It's not difficult to see the negative impacts on the "real" economy. Credit becomes more expensive, which threatens the profitability of business and hardship to millions as they struggle to meet mortgage and/or other credit repayments. And this is without factoring likely sharp increases in unemployment. Plus from a stock market point of view expectations of future earnings are depressed, which will wipe billions off the price of shares and shrink the value of pensions.
Social disaster is the epitaph history is chiselling on to Neoliberalism's grave stone.
The discussion was very wide ranging and took in a number of issues. For example, the plight of working class people who find themselves thrown onto an increasingly competitive labour market with "obsolete" skills; whether governments should at all be stepping in to save the financial system; and, in light of each country's panicky scramble to save their banks, if the European Union can author a collective response to the crisis.
There were a couple of points I found particularly interesting. First is the hunt for new markets. The invasion and occupation of Iraq and Afghanistan afforded new business opportunities to Western firms - will the demand for new markets realise itself in more acts of "humanitarian" imperialism? And what of conflict between the great powers? How will rivalry between the EU, USA and China play itself out in Africa, for instance? And while everyone is busy talking up the latter as a new global hegemon, what about the maturation of India's giant economy? Will there be renewed rivalry between it and its neighbour to the north east?
And what about the future of capitalism itself? No one is saying the system itself has collapsed, rather what has gone down the tubes is a particular way of organising capitalism. It is too early to tell what could replace it, though a number of participants flagged up the possibility of a more regulated capitalism, albeit it without the welfare and full employment commitments of post-war Keynesian capitalism. It's also likely that Neoliberalism will continue to cast its shadow. Nationalisation may have made an unwelcome comeback in the mainstream political lexicon, but there's no sign New Labour's creeping privatisation of the state assets remaining in the public domain is letting up. In fact the need for new markets may be such that the process could be sped up, with the state dangling a few sweeteners capital's way to entice it on board. That is unless an increase in class struggle prevents them from doing so.

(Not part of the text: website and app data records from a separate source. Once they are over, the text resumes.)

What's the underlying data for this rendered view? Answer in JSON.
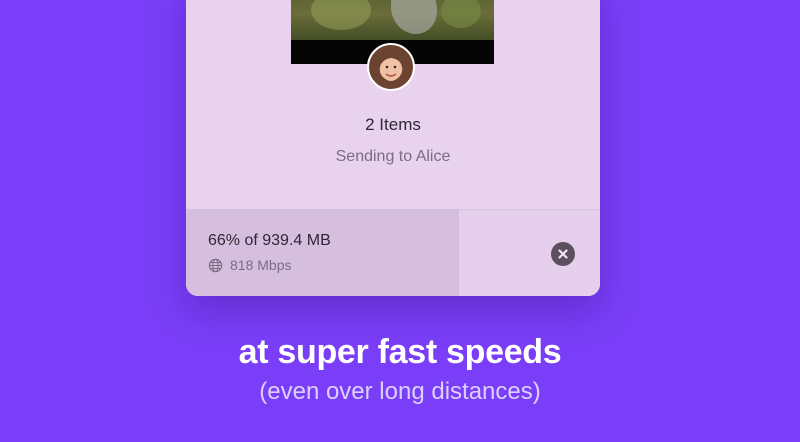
{
  "transfer_card": {
    "items_count": "2 Items",
    "recipient_text": "Sending to Alice",
    "progress_text": "66% of 939.4 MB",
    "progress_percent": 66,
    "speed_text": "818 Mbps",
    "speed_icon": "globe-icon",
    "cancel_icon": "close-icon"
  },
  "caption": {
    "headline": "at super fast speeds",
    "subheadline": "(even over long distances)"
  },
  "colors": {
    "background": "#7a3ef8",
    "card": "#e8d2ee",
    "progress_fill": "#d6bfde"
  }
}
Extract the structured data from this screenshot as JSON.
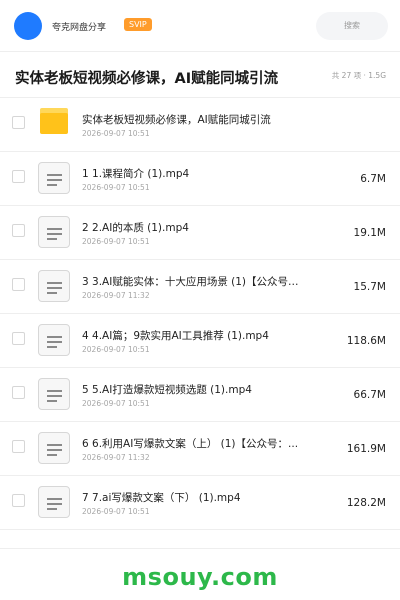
{
  "header": {
    "share_name": "夸克网盘分享",
    "badge": "SVIP",
    "search_label": "搜索",
    "avatar_color": "#1f7bff",
    "badge_color": "#ff9c2b"
  },
  "folder": {
    "title": "实体老板短视频必修课，AI赋能同城引流",
    "count": "共 27 项 · 1.5G"
  },
  "files": [
    {
      "name": "实体老板短视频必修课，AI赋能同城引流",
      "date": "2026-09-07 10:51",
      "size": "",
      "icon": "folder-icon"
    },
    {
      "name": "1 1.课程简介 (1).mp4",
      "date": "2026-09-07 10:51",
      "size": "6.7M",
      "icon": "file-icon"
    },
    {
      "name": "2 2.AI的本质 (1).mp4",
      "date": "2026-09-07 10:51",
      "size": "19.1M",
      "icon": "file-icon"
    },
    {
      "name": "3 3.AI赋能实体：十大应用场景 (1)【公众号：...",
      "date": "2026-09-07 11:32",
      "size": "15.7M",
      "icon": "file-icon"
    },
    {
      "name": "4 4.AI篇；9款实用AI工具推荐 (1).mp4",
      "date": "2026-09-07 10:51",
      "size": "118.6M",
      "icon": "file-icon"
    },
    {
      "name": "5 5.AI打造爆款短视频选题 (1).mp4",
      "date": "2026-09-07 10:51",
      "size": "66.7M",
      "icon": "file-icon"
    },
    {
      "name": "6 6.利用AI写爆款文案（上） (1)【公众号：...",
      "date": "2026-09-07 11:32",
      "size": "161.9M",
      "icon": "file-icon"
    },
    {
      "name": "7 7.ai写爆款文案（下） (1).mp4",
      "date": "2026-09-07 10:51",
      "size": "128.2M",
      "icon": "file-icon"
    }
  ],
  "watermark": {
    "text": "msouy.com",
    "color": "#2db84a"
  }
}
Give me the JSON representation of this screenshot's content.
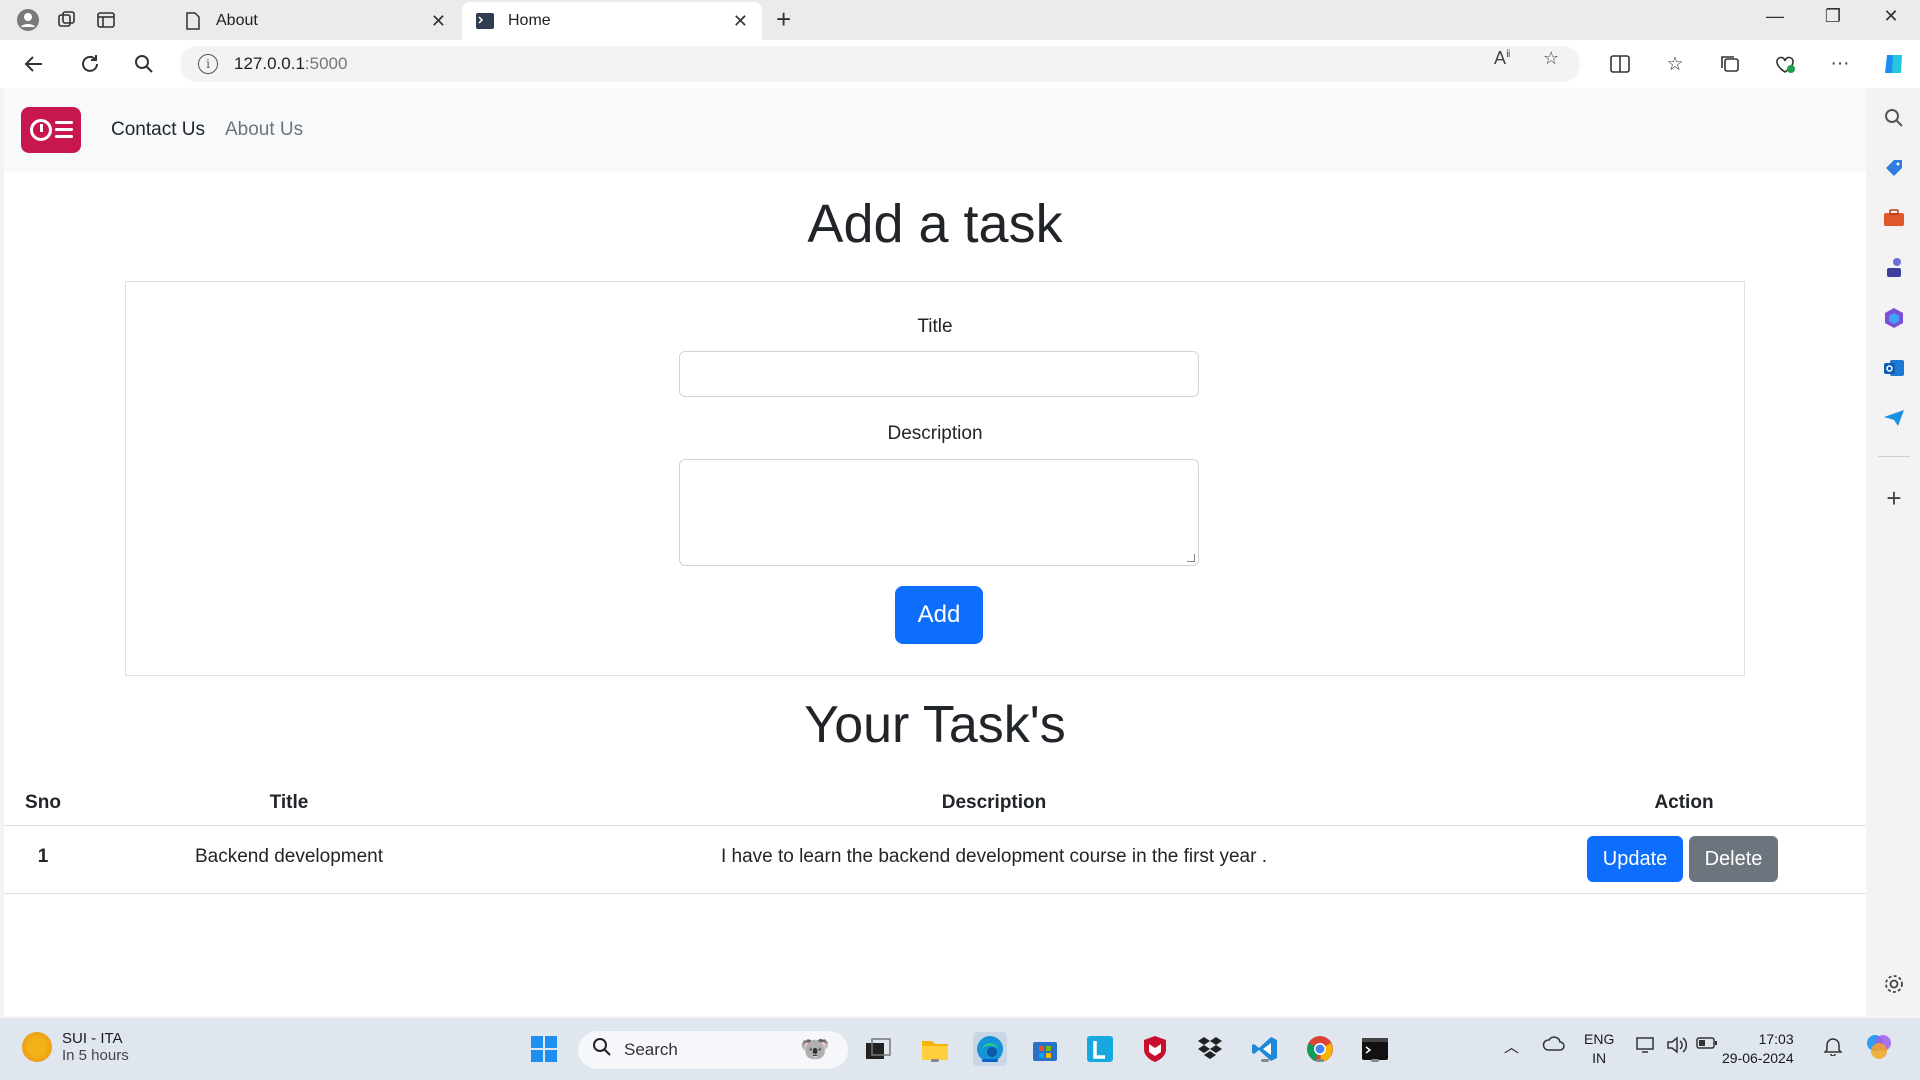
{
  "browser": {
    "tabs": [
      {
        "title": "About",
        "active": false
      },
      {
        "title": "Home",
        "active": true
      }
    ],
    "url_host": "127.0.0.1",
    "url_port": ":5000"
  },
  "navbar": {
    "links": [
      "Contact Us",
      "About Us"
    ],
    "logo_color": "#c8174f"
  },
  "form": {
    "heading": "Add a task",
    "title_label": "Title",
    "title_value": "",
    "description_label": "Description",
    "description_value": "",
    "submit_label": "Add"
  },
  "tasks": {
    "heading": "Your Task's",
    "columns": [
      "Sno",
      "Title",
      "Description",
      "Action"
    ],
    "rows": [
      {
        "sno": "1",
        "title": "Backend development",
        "description": "I have to learn the backend development course in the first year .",
        "update_label": "Update",
        "delete_label": "Delete"
      }
    ]
  },
  "taskbar": {
    "weather_title": "SUI - ITA",
    "weather_sub": "In 5 hours",
    "search_placeholder": "Search",
    "lang_line1": "ENG",
    "lang_line2": "IN",
    "time": "17:03",
    "date": "29-06-2024"
  },
  "colors": {
    "primary": "#0d6efd",
    "secondary": "#6c757d",
    "navbar_bg": "#f8f9fa"
  }
}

Politically, there will be moments when the crisis will be an opportunity for socialists. But the same applies to the far right also. The situation is fluid, but, the meeting agreed, the way forward for socialist politics now is by rebuilding the trade unions, assisting in workers' struggles, rooting ourselves in our class and publicising the socialist message as far and as wide as we can.